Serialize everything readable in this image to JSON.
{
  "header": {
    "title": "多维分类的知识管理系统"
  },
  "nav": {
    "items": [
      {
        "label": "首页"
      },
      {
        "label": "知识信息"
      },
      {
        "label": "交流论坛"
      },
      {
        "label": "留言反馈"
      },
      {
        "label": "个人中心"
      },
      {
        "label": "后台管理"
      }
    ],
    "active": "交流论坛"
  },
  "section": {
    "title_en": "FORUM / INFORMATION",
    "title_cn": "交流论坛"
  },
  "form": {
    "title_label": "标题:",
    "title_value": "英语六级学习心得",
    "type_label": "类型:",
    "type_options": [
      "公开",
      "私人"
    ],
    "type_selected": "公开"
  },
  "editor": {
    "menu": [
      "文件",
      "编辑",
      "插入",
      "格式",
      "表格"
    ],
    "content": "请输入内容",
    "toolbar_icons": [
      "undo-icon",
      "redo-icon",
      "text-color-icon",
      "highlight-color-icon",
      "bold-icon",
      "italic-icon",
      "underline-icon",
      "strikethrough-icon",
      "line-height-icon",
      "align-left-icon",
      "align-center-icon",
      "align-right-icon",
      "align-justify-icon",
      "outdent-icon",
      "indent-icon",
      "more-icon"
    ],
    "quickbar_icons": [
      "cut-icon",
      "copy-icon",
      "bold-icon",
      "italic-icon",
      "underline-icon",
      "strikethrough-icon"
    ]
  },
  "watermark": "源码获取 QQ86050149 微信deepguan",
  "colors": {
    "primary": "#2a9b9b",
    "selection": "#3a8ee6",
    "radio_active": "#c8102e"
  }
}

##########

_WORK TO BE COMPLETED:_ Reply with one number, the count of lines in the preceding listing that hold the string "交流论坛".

_ANSWER SECTION:_ 3